On first contact with the idea that robots should be extended legal personhood, it sounds crazy. Robots aren’t people! And that is true. But the concept of legal personhood is less about what is or is not a flesh-and-blood person and who/what is or is not able to be hauled into court. And if we want to have robots do more things for us, like drive us around or deliver us things, we might need to assign them a role in the law, says lawyer John Frank Weaver, author of the book Robots Are People, Too, in a post at Slate. “If we are dealing with robots like they are real people, the law should recognize that those interactions are like our interactions with real people,” Weaver writes. “In some cases, that will require recognizing that the robots are insurable entities like real people or corporations and that a robot’s liability is self-contained.” Here’s the problem: If we don’t define robots as entities with certain legal rights and obligations, we will have a very difficult time using them effectively. And the tool that we have for assigning those things is legal personhood.
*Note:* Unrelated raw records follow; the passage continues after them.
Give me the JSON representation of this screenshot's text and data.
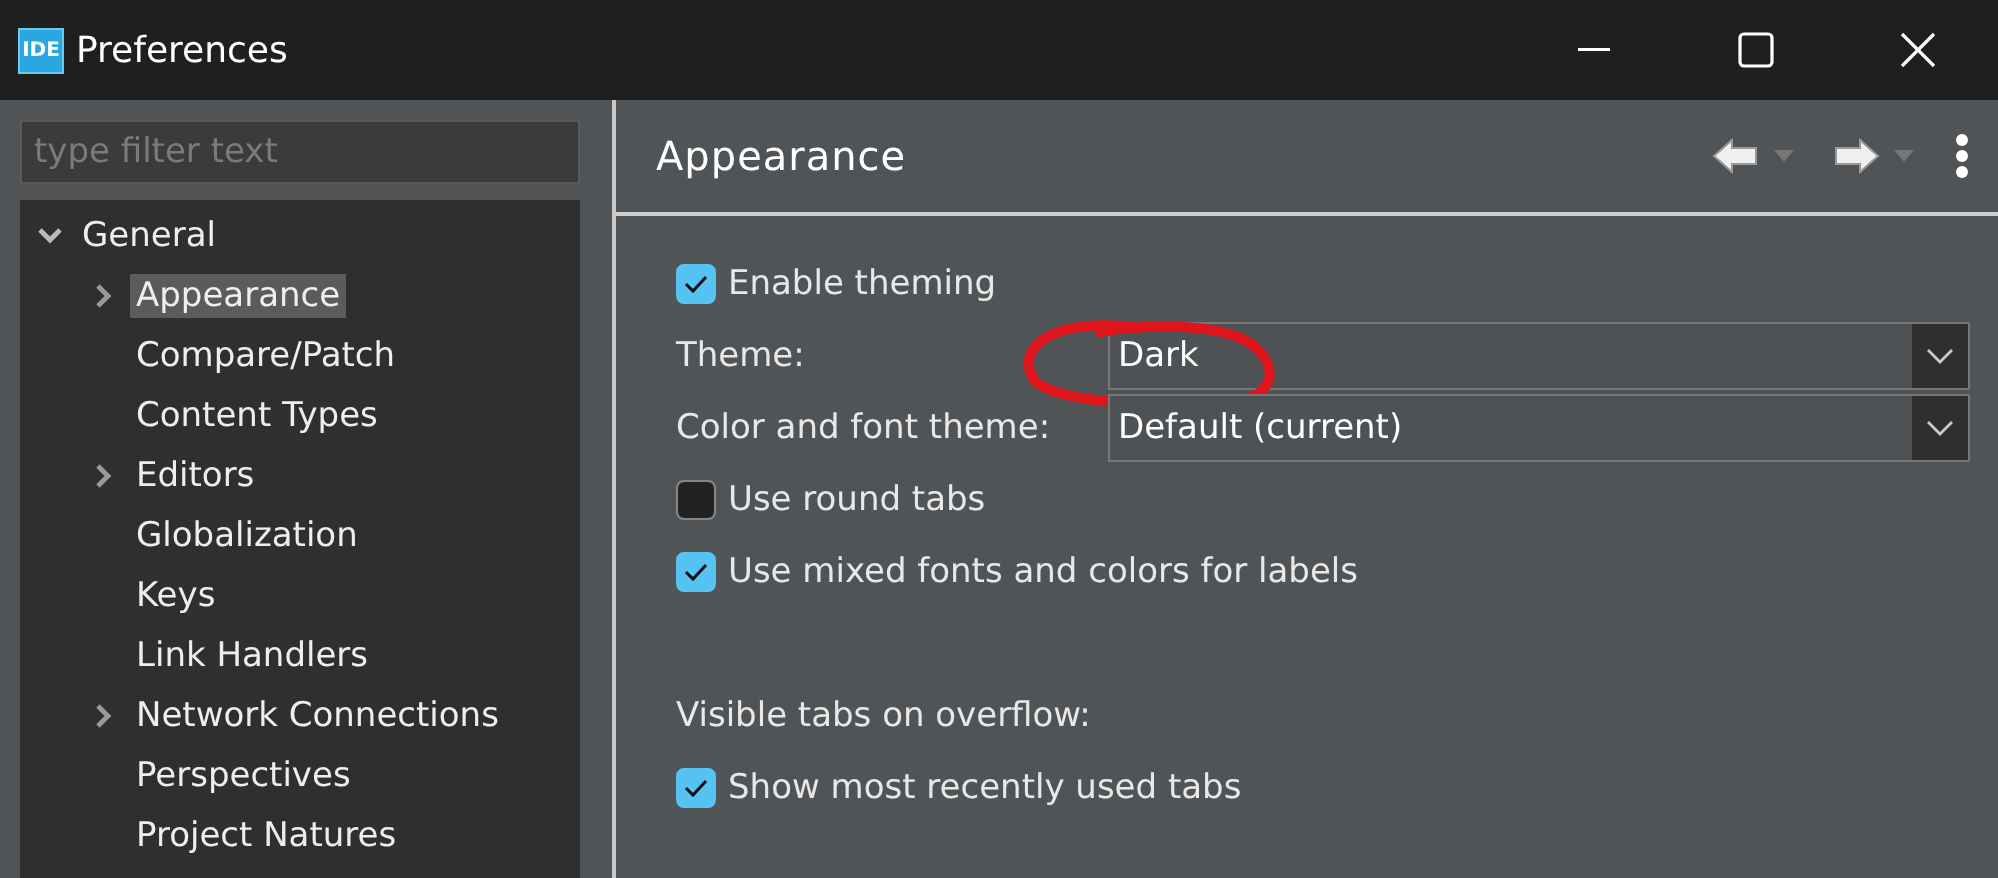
{
  "window": {
    "app_icon": "IDE",
    "title": "Preferences"
  },
  "filter": {
    "placeholder": "type filter text"
  },
  "tree": [
    {
      "label": "General",
      "expanded": true,
      "selected": false,
      "children": [
        {
          "label": "Appearance",
          "expandable": true,
          "selected": true
        },
        {
          "label": "Compare/Patch",
          "expandable": false,
          "selected": false
        },
        {
          "label": "Content Types",
          "expandable": false,
          "selected": false
        },
        {
          "label": "Editors",
          "expandable": true,
          "selected": false
        },
        {
          "label": "Globalization",
          "expandable": false,
          "selected": false
        },
        {
          "label": "Keys",
          "expandable": false,
          "selected": false
        },
        {
          "label": "Link Handlers",
          "expandable": false,
          "selected": false
        },
        {
          "label": "Network Connections",
          "expandable": true,
          "selected": false
        },
        {
          "label": "Perspectives",
          "expandable": false,
          "selected": false
        },
        {
          "label": "Project Natures",
          "expandable": false,
          "selected": false
        }
      ]
    }
  ],
  "page": {
    "title": "Appearance",
    "fields": [
      {
        "kind": "checkbox",
        "label": "Enable theming",
        "checked": true
      },
      {
        "kind": "combo",
        "label": "Theme:",
        "value": "Dark",
        "annotated": true
      },
      {
        "kind": "combo",
        "label": "Color and font theme:",
        "value": "Default (current)",
        "annotated": false
      },
      {
        "kind": "checkbox",
        "label": "Use round tabs",
        "checked": false
      },
      {
        "kind": "checkbox",
        "label": "Use mixed fonts and colors for labels",
        "checked": true
      },
      {
        "kind": "spacer"
      },
      {
        "kind": "label",
        "label": "Visible tabs on overflow:"
      },
      {
        "kind": "checkbox",
        "label": "Show most recently used tabs",
        "checked": true
      }
    ]
  }
}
Right now, companies like Google, which operate self-driving cars, are in a funny place. Let’s say Google were to sell a self-driving car to you. And then it got into an accident. Who should be responsible for the damages—you or Google? The algorithm that drives the car, not to mention the sensors and all the control systems, are Google’s products. Even the company’s own people have argued that tickets should not be given to any occupant of the car, but to Google itself. (via If a Self-Driving Car Gets in an Accident, Who—or What—Is Liable? - The Atlantic)

wildcat2030:

If a Self-Driving Car Gets in an Accident, Who—or What—Is Liable?
-
The carmaker, the car owner, or the robot car itself? On the surprisingly not-crazy argument for granting robots legal personhood.

On first contact with the idea that robots should be extended legal personhood, it sounds crazy. Robots aren’t people! And that is true. But the concept of legal personhood is less about what is or is not a flesh-and-blood person and who/what is or is not able to be hauled into court. And if we want to have robots do more things for us, like drive us around or deliver us things, we might need to assign them a role in the law, says lawyer John Frank Weaver, author of the book Robots Are People, Too, in a post at Slate. “If we are dealing with robots like they are real people, the law should recognize that those interactions are like our interactions with real people,” Weaver writes. “In some cases, that will require recognizing that the robots are insurable entities like real people or corporations and that a robot’s liability is self-contained.” Here’s the problem: If we don’t define robots as entities with certain legal rights and obligations, we will have a very difficult time using them effectively. And the tool that we have for assigning those things is legal personhood. Right now, companies like Google, which operate self-driving cars, are in a funny place. Let’s say Google were to sell a self-driving car to you. And then it got into an accident. Who should be responsible for the damages—you or Google? The algorithm that drives the car, not to mention the sensors and all the control systems, are Google’s products. Even the company’s own people have argued that tickets should not be given to any occupant of the car, but to Google itself. (via If a Self-Driving Car Gets in an Accident, Who—or What—Is Liable? - The Atlantic)

worldiary

worldiary:

1. How to Win Friends and Influence People - Dale Carnegie *
2. How to Stop Worrying and Start Living - Dale Carnegie
3. How to Completely Change Your Life in 30 Seconds - Worstell, Nightingale *
4. The Secret of Success - Earl Nightingale
5. The Elements of Style - Strunk and White *
6. The…

deadpresidents

deadpresidents:

image

The 37th President of the United States was hysterical. Crumpled in a leather chair in the Lincoln Sitting Room, his favorite of the 132 rooms at his disposal in the White House, Richard Milhous Nixon called for his Secretary of State, Henry Kissinger. Nixon was drinking, Nixon was exhausted,…